If you ever get a chance to check this out, I’d love to hear about your visit!!!


The ultimate Victorian experience! Stay at the Upham Hotel in Santa Barbara, CA

The ultimate Victorian experience! Stay at the Upham Hotel in Santa Barbara, CA

I had the most wonderful experience last year to stay at this divine Victorian hotel The Upham Hotel, opened for business in 1871, blocks from State Street, the main street in down town Santa Barbara.  We did not use our car the entire weekend and was able to walk to anything we needed, including a .50 trolley that will take you straight to the beach during the day.

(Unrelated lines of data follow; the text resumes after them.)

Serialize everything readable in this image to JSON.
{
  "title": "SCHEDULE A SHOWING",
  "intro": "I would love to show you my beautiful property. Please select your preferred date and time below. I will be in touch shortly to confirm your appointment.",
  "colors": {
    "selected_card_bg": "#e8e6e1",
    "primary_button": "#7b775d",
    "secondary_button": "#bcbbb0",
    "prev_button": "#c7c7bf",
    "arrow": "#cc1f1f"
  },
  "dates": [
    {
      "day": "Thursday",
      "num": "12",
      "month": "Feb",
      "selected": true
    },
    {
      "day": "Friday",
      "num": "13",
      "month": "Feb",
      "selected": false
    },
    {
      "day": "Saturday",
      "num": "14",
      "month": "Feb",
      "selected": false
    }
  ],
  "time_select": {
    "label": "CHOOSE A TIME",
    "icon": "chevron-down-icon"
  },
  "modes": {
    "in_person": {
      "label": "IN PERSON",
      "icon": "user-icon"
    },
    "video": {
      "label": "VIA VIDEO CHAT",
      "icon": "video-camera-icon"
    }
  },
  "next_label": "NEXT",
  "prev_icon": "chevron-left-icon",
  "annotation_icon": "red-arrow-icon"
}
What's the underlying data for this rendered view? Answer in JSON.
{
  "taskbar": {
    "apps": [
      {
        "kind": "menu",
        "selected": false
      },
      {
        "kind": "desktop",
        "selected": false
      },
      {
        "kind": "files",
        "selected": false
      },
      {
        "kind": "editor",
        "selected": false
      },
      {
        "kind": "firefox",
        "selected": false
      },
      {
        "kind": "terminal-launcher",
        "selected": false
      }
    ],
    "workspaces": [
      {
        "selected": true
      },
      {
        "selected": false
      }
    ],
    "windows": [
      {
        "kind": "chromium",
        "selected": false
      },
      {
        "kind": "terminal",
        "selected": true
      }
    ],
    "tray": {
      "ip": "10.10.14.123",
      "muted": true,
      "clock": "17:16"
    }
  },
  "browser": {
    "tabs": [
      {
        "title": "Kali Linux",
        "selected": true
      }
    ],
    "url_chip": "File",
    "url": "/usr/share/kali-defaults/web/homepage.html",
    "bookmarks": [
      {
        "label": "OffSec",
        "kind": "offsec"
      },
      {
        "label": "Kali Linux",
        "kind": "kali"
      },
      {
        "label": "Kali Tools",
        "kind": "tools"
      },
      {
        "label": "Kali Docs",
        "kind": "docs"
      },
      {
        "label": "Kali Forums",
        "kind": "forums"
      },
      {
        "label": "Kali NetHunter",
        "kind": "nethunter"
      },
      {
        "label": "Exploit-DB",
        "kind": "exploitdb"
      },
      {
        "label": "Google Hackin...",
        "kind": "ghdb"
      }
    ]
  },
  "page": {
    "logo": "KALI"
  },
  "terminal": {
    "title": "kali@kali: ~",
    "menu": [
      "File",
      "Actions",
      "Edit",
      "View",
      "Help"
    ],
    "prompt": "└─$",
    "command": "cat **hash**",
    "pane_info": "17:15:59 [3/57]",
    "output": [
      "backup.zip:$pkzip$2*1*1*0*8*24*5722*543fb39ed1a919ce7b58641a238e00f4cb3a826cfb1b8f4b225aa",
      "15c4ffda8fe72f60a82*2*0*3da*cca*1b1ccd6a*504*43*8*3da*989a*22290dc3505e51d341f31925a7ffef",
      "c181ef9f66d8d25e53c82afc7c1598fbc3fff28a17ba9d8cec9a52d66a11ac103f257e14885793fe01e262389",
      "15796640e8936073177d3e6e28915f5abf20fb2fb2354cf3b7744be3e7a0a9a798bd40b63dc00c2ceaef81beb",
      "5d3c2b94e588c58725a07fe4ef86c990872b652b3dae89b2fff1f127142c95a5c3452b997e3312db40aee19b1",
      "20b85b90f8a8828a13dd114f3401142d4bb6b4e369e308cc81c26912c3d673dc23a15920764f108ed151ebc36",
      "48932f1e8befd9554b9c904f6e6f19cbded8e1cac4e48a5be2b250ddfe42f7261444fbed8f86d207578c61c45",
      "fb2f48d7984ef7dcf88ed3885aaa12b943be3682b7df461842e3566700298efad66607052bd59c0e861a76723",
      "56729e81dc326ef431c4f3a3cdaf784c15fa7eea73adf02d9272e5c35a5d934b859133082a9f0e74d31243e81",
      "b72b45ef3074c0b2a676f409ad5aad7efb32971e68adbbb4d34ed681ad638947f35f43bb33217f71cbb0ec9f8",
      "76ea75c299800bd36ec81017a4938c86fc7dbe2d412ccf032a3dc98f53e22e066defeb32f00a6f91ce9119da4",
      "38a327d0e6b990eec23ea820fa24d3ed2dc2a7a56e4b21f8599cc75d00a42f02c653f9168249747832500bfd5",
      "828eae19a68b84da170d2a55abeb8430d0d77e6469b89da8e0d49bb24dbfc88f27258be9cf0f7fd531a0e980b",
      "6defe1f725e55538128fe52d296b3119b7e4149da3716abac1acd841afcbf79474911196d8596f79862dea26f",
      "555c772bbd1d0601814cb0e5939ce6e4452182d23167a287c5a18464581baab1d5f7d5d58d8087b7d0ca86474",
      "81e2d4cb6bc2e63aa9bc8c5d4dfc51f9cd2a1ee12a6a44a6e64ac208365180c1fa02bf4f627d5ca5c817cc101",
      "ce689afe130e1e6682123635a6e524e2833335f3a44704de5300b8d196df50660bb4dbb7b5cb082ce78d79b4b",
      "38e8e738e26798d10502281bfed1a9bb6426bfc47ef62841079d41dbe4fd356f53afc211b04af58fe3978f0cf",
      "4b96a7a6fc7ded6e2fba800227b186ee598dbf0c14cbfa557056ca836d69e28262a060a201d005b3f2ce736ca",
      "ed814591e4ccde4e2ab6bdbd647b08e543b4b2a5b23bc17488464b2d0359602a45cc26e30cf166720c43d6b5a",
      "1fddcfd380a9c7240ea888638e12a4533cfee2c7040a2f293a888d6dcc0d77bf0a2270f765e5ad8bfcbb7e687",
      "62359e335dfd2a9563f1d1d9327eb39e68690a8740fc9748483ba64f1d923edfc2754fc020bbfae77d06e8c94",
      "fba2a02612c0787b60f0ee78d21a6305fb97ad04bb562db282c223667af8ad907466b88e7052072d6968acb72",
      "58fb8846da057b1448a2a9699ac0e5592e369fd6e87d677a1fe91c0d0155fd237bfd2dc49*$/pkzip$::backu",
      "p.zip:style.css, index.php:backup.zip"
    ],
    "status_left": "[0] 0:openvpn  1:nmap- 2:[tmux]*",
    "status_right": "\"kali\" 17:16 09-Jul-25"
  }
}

This site is just jaw dropping and I couldn’t sleep here either, I found myself exploring the grounds at 3am and the on site gardens is a great place to sit and enjoy the complementary wine and crackers every evening.  There is also complementary cookies and milk before bed in the main house. The rooms are simple but beautiful and my husband and I were spoiled with our own private side patio which gave us our own space outside of just our room.  I recommend staying here if you ever go to Santa Barbara and just want to explore the local downtown scene.

Then:

The Upham Hotel, at 1404 De la Vina Street

Now:

Here is a link to a wonderful BIO of the Upham:

http://www.independent.com/news/2012/jul/23/upham-hotel/

1404 De La Vina Street, Santa Barbara CA 93101


Fun and Funky Vintage

Sometimes I like to just to a search for all things weird and old, today I found these:

Victorian thriller? haha

Victorian batman? or devil

1910 electrical bath? wow

1911 first diving suit